This is a problem when under 5% of the population is directly involved in rice agriculture, or even particularly close to it. Specifically, the problem is that most people cannot see how these rituals are relevant to their lives. Even if they have all the supernatural power claimed, they are for the rice harvest. It would, indeed, be inconvenient for most Japanese people if the rice harvest failed. It would not, however, be as inconvenient as it would be if the electricity grid, for example, failed. Obviously, things were very different even a hundred years ago, and for the fifteen hundred years before that. For most of the history of Shinto, the rice harvest was a life-and-death matter to everyone connected with a jinja.
It is hard to avoid seeing this as part of the reason why people are less involved with their local jinja than they used to be. This is particularly true in urban areas with little farming, where most people live: there may be no rice agriculture at all taking place within the area protected by a particular jinja.

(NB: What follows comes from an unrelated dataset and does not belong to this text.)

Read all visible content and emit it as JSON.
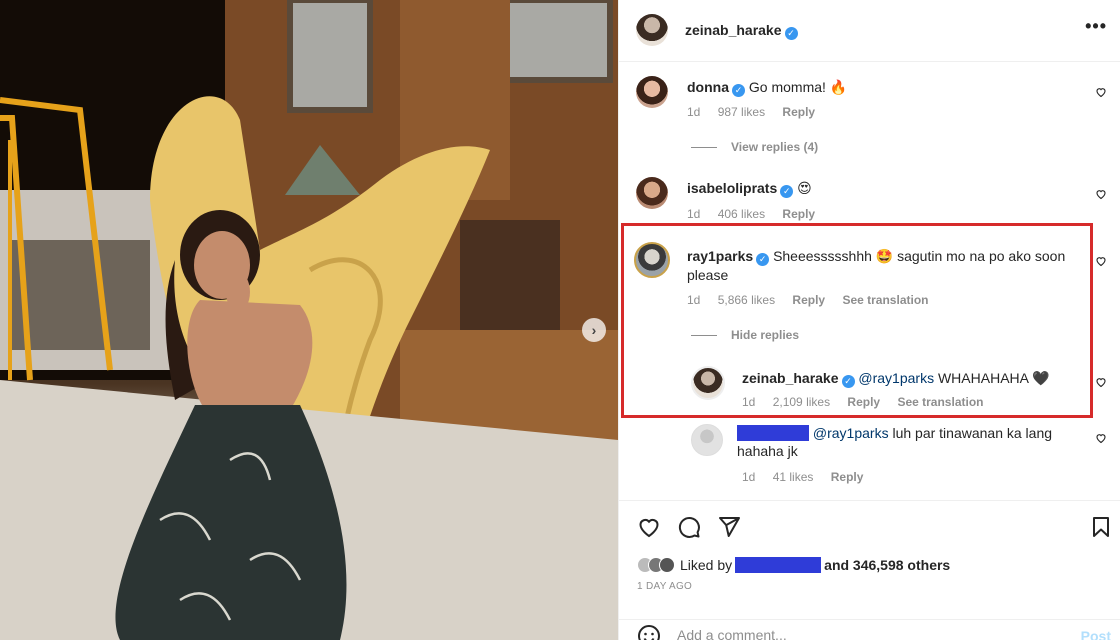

Once again, this is a problem that does not have a conservative solution. Barring extremely unexpected changes in Japanese society, no more than a small minority are going to be involved in rice agriculture for my lifetime, or, quite possibly, ever again. Indeed, the scale of changes needed to return most of the population of Japan to the land is so large that there is no guarantee that any part of Japanese culture would survive them. It is possible, and worthwhile, to encourage people to participate in rice agriculture, to understand a fundamental part of Japanese culture, but that is just playing at farming, and will not make jinja matsuri feel like part of everyday life.

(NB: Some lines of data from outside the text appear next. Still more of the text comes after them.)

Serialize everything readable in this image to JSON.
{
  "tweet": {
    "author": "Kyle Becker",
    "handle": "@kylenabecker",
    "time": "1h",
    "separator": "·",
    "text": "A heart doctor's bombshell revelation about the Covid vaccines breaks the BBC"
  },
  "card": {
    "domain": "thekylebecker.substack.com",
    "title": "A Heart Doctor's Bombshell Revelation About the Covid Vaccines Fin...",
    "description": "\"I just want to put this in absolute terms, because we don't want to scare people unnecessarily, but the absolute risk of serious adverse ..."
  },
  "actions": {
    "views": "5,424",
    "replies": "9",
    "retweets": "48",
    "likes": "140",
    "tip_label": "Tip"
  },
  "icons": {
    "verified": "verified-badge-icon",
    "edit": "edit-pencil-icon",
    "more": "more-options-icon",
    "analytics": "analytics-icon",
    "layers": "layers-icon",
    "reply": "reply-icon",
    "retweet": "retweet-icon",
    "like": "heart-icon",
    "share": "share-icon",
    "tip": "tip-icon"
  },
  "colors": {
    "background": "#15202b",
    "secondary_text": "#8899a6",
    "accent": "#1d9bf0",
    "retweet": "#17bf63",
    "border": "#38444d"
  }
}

The “powerspot boom”, in which people visit jinja to get benefits for their daily life, is one way in which jinja can be made relevant to people today, but it is entirely individual. Most Shinto priests see the rituals at jinja as being fundamentally for the local community, not for individuals, and they are very reluctant to change that. Of course, they are also very reluctant to change the traditional rituals, but as those matsuri are all about the rice harvest, they are no longer for the local community. They are for the small subset of the community that is still engaged in such agriculture.
Some priests are trying new and different approaches, and the best way forward is for one of those to work, and spread, probably in the face of strong opposition from many other Shinto priests. The traditional version of Shinto, however, is no longer available. The community no longer cares about the topic of the traditional matsuri.